Write out the records that appear below, verbatim and complete, but without pictures.

START Recorded information

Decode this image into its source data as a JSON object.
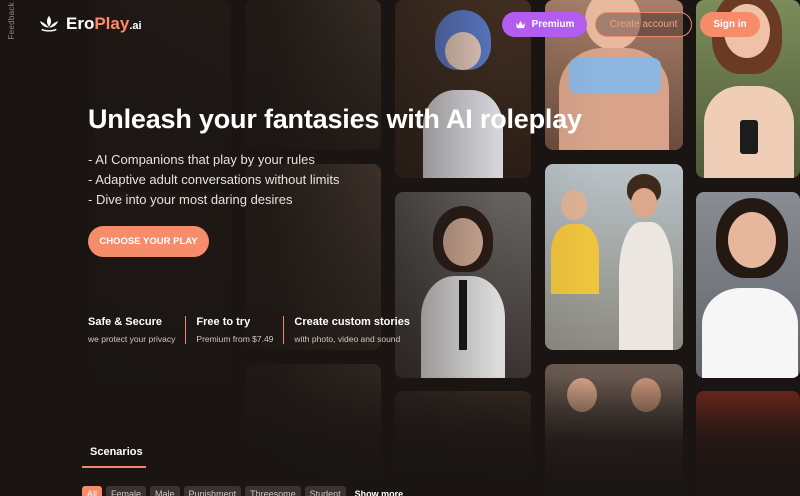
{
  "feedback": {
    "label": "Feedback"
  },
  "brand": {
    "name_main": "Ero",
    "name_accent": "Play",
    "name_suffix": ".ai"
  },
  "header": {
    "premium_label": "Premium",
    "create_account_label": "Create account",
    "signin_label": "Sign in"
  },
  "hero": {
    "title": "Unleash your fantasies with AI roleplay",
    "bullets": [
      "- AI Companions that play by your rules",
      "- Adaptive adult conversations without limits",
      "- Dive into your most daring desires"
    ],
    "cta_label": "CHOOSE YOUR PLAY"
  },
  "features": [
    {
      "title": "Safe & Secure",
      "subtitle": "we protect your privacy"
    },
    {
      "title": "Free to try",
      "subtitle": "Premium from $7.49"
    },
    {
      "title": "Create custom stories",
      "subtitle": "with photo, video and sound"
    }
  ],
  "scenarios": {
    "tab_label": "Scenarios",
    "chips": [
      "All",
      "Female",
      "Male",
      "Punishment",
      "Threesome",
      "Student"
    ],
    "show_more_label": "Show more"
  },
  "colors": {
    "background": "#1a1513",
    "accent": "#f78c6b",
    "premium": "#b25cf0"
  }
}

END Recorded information

> **Solution below**
Decode this image into its source data as a JSON object.
{
  "feedback": {
    "label": "Feedback"
  },
  "brand": {
    "name_main": "Ero",
    "name_accent": "Play",
    "name_suffix": ".ai"
  },
  "header": {
    "premium_label": "Premium",
    "create_account_label": "Create account",
    "signin_label": "Sign in"
  },
  "hero": {
    "title": "Unleash your fantasies with AI roleplay",
    "bullets": [
      "- AI Companions that play by your rules",
      "- Adaptive adult conversations without limits",
      "- Dive into your most daring desires"
    ],
    "cta_label": "CHOOSE YOUR PLAY"
  },
  "features": [
    {
      "title": "Safe & Secure",
      "subtitle": "we protect your privacy"
    },
    {
      "title": "Free to try",
      "subtitle": "Premium from $7.49"
    },
    {
      "title": "Create custom stories",
      "subtitle": "with photo, video and sound"
    }
  ],
  "scenarios": {
    "tab_label": "Scenarios",
    "chips": [
      "All",
      "Female",
      "Male",
      "Punishment",
      "Threesome",
      "Student"
    ],
    "show_more_label": "Show more"
  },
  "colors": {
    "background": "#1a1513",
    "accent": "#f78c6b",
    "premium": "#b25cf0"
  }
}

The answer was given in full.